## Try it
Where does the word "Links" occur in the material? Copy each line that has it.
● ● ● ●
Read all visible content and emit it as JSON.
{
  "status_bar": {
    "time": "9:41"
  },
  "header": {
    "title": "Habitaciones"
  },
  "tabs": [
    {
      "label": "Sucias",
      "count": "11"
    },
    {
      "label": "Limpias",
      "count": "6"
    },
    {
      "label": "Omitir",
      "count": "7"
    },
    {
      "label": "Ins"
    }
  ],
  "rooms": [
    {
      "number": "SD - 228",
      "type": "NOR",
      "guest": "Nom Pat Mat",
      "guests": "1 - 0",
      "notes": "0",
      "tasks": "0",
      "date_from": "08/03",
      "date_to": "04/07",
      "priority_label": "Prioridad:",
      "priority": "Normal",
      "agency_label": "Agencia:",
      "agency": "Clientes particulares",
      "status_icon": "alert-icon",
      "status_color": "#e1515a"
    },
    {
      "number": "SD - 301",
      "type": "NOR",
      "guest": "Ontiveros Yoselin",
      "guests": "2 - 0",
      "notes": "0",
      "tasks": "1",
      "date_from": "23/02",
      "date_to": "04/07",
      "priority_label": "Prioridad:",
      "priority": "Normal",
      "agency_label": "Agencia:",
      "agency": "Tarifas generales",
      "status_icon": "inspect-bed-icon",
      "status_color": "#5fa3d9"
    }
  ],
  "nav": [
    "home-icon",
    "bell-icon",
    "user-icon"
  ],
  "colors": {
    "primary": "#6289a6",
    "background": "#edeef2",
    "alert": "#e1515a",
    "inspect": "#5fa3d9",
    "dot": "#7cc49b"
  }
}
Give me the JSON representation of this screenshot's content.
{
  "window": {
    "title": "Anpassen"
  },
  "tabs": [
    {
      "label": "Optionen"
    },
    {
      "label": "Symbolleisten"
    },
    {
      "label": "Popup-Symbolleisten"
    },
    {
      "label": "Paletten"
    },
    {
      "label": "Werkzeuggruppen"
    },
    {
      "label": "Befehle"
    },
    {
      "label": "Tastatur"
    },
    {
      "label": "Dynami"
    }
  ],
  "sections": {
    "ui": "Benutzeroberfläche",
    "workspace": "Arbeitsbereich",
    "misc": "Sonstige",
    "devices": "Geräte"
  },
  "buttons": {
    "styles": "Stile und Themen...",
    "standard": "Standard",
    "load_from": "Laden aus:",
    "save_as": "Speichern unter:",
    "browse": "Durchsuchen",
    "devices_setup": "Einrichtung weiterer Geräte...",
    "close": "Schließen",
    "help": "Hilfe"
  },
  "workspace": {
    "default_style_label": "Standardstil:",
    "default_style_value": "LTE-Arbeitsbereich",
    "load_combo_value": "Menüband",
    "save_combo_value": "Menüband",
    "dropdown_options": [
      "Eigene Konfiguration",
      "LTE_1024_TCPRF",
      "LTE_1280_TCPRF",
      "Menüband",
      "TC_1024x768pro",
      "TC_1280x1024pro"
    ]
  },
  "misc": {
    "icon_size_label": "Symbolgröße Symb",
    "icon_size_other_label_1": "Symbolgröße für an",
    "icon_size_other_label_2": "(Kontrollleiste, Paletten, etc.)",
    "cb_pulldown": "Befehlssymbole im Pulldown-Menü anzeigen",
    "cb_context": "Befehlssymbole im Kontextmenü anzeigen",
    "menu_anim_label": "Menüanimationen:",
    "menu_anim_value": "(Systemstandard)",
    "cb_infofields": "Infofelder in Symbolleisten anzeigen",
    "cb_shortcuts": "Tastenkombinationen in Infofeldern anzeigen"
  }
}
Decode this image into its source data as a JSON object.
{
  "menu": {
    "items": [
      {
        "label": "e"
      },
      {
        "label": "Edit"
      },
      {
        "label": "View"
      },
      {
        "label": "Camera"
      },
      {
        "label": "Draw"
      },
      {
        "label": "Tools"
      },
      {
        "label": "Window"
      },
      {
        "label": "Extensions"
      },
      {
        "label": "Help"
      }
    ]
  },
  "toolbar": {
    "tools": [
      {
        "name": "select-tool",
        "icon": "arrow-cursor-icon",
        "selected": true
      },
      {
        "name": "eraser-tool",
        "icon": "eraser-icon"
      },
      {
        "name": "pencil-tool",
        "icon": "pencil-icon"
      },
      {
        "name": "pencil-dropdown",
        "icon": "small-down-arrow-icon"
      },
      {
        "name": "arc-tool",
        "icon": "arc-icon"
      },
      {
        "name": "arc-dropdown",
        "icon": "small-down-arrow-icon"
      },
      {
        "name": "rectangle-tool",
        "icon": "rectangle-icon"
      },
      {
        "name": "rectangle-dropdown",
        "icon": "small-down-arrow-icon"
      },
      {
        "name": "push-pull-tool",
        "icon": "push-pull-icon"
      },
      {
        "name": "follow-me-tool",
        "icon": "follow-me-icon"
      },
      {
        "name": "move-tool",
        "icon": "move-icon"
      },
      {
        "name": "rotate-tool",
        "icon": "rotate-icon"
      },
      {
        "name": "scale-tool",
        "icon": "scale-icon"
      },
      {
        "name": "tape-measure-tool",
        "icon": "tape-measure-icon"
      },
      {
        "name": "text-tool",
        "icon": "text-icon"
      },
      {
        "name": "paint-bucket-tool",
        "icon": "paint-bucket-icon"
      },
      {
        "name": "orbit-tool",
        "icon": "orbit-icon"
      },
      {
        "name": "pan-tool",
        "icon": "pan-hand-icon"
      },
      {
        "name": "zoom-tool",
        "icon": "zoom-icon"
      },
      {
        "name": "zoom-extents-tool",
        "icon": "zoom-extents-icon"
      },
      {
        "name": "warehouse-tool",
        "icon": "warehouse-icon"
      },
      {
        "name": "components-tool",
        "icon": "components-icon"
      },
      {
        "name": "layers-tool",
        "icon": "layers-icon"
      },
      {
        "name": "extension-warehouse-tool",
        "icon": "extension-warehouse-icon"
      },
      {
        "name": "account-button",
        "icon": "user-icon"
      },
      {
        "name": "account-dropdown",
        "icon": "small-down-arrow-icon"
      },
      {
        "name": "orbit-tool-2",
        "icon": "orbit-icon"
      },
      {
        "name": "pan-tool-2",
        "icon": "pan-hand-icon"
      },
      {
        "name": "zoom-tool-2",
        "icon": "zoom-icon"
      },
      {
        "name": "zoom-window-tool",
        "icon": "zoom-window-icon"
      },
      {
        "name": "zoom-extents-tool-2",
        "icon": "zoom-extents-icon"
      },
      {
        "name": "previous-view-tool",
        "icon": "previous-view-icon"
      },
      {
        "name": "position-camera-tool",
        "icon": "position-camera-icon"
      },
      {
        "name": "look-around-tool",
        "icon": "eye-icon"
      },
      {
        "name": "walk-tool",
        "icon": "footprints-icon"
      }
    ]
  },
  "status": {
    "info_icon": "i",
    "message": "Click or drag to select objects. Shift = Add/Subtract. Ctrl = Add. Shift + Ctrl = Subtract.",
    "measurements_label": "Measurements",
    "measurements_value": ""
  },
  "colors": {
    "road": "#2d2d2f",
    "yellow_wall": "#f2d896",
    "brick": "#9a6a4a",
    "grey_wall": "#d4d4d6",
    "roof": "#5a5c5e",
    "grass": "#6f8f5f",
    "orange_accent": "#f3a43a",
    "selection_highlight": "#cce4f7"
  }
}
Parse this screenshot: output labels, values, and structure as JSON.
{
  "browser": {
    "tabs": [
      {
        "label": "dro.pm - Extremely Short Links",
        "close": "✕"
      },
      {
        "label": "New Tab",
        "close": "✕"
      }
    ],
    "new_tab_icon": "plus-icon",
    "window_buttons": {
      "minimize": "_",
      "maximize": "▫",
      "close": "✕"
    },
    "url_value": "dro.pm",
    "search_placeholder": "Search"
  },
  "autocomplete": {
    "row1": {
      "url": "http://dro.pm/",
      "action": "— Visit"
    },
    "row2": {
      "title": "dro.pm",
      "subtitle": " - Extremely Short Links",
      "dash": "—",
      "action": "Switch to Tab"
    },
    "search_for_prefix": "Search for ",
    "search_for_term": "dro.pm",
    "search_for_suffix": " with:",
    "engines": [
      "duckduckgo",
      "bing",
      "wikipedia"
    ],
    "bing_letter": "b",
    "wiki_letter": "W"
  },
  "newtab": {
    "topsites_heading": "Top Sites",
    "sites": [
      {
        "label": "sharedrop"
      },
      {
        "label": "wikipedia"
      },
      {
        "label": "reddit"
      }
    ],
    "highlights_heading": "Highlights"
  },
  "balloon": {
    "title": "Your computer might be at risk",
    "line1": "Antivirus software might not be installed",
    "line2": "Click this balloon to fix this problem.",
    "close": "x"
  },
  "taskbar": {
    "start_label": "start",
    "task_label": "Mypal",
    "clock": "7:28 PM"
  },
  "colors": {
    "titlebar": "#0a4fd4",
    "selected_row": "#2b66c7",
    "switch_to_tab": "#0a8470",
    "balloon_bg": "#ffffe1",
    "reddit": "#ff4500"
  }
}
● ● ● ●
## Answer
        "label": "dro.pm - Extremely Short Links",
      "subtitle": " - Extremely Short Links",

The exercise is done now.